*Length: 5 (full) -7 pages (1500-2100 words)

*Format: 12-pt Times New Roman font, double-spaced, 1-inch margins


**Course themes:

1) Anti-anthropocentric perspectives on the environment/the world

2) Multispecies worldviews

3) Unconventional ways of thinking about human and nonhuman relations



For the first draft of your research paper, you will compose a draft of 5 (full)-7 pages by translating your research proposal into a more coherent, detailed, and organized research paper with effective paragraphs, each of which addresses an important idea/point; smooth transitions between sentences and paragraphs; and an arguable/non-general thesis statement (answer to your research question) with thoughtful and convincing supporting analyses. It is essential that you introduce at least one counter-evidence/example against your thesis statement, so do find/use additional sources if needed. Below is a recommended template for how to structure your research paper (Green: Structural suggestions/ Blue: Editing and logistical suggestions)

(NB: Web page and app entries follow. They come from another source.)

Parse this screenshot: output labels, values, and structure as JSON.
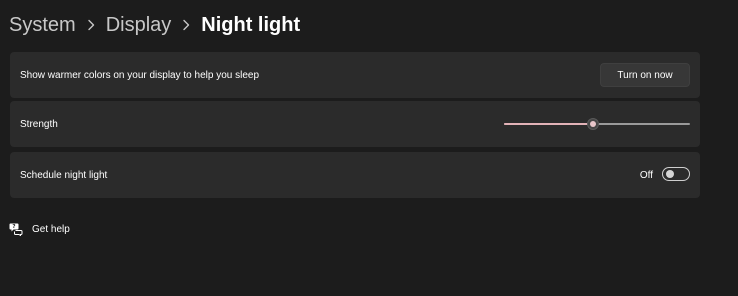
{
  "breadcrumb": {
    "items": [
      "System",
      "Display"
    ],
    "current": "Night light"
  },
  "night_light": {
    "description": "Show warmer colors on your display to help you sleep",
    "turn_on_label": "Turn on now"
  },
  "strength": {
    "label": "Strength",
    "value_fraction": 0.48
  },
  "schedule": {
    "label": "Schedule night light",
    "state_text": "Off",
    "enabled": false
  },
  "help": {
    "label": "Get help",
    "icon": "get-help-icon"
  },
  "colors": {
    "background": "#1c1c1c",
    "card": "#2b2b2b",
    "accent": "#e3b3b8"
  }
}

Introduce context/background information (What the topic is about?/How and why did you research into it?/What is the research question?/How is it significant in addressing the selected course theme in a bigger picture?/What are the research methods you use to collect sources effectively?/How are the sources you selected most useful for your research topic?)

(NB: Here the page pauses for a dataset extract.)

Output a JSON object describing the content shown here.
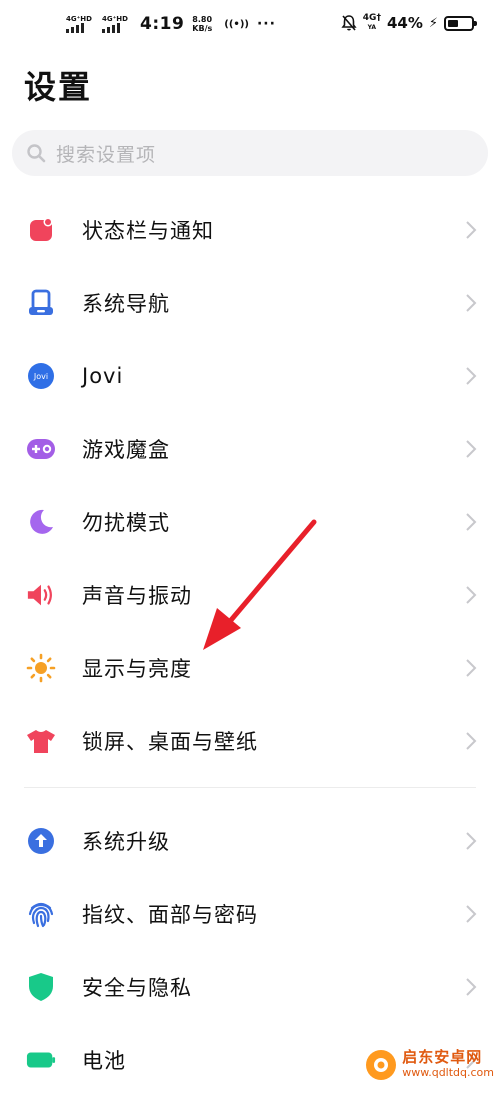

Present thesis statement [What is your hypothesized answer to the research question? How is it arguable (neither easily agreeable nor disagreeable)?]

—-Transitional sentence(s) to connect Section 1 to Section 2 to explain how you discuss and connect the sources to achieve the thesis statement.—-


Source 1/Evidence 1

(DO NOT present the sources in a listing manner. You should incorporate them in the paragraphs and connect them smoothly with transitions)


Introduce evidence (present source title and/or author’s name; what the source is about)

Explain/analyze evidence (provide a detailed explanation of how the source fits in your paper/how it functions to support and further your thesis statement)

Connect the analysis of the evidence back to thesis statement

[Repeat step 2 for all 6 sources (or more)]


—-Transitional sentence(s) to connect Section 2 to Section 3 to demonstrate how a counterargument is considered and addressed by you before you eventually become certain of the thesis statement.—-


  1. Counterargument(If you feel your worksheet/proposal doesn’t include any source to counter-argue your thesis, you will need to find additional sources.)


Introduce counter-evidence (present source title and/or author’s name; what the source is about)

Analyze and address counter-evidence (provide a detailed explanation of how the source presents a notable oppositional or alternative perspective on the research topic)

Connect your analysis back to thesis statement (explain how you consider and address such an counter-argument and still eventually prove your own thesis statement to be true)


  1. ConclusionTie everything together (present highlights of your research paper and what you think you have accomplished in your use of the sources to achieve your thesis statement)


Restate thesis statement

Expand to future possibilities (discuss the significance of this topic in terms of its applicability in a different context and/or a bigger picture to further advance research in the selected course theme).


  1. A separate page of Works Cited in MLA Style (Refer to MLA Formatting and Style guide on Purdue OWL website: (Links to an external site.) )


You can organize your paper in sections (with meaningful section titles announcing the main idea of the section) but you should NOT divide your paper into 4 parts corresponding to the division titles above (such as Introduction, Source/Evidence, Counterargument and Conclusion).  For this assignment, you will receive a full score as long as you fulfill the requirement of the prompt.



**MEAL Plan for structuring paragraphs:


The MEAL Plan is a method for constructing paragraphs in analytical or expository writing. While the ingredients may occasionally come in a different order, each is necessary for a good paragraph. Thus, you can use this device both for writing and for revision: as you read a draft, ask yourself if it contains each element. A good paragraph should have the following elements:


Main idea: what is the key point this paragraph is trying to make? What question is it trying to answer? What is the number one thing you want the reader to think about?


Evidence: what evidence do you have that your main idea is valid? If you are asking a question, what are you going to use to answer it? In literary analysis, the evidence is almost always a quote.


Analysis: why does the evidence mean what you say it means? Don’t assume that someone else will read a line or passage the same way that you do. Say why it means what you say it means, or how it illustrates the point you are trying to make.


Link: how does the evidence and analysis you have just presented prove your initial point or answer your initial question? Why should anyone care? What is it that you want a reader to take away from this paragraph? When writing a longer essay, the last sentence of the paragraph should link that paragraph back either to the overall argument or provide the connection to the point being raised in the next paragraph. When writing a stand-alone paragraph, the last sentence should link back to the main idea and explain why it matters.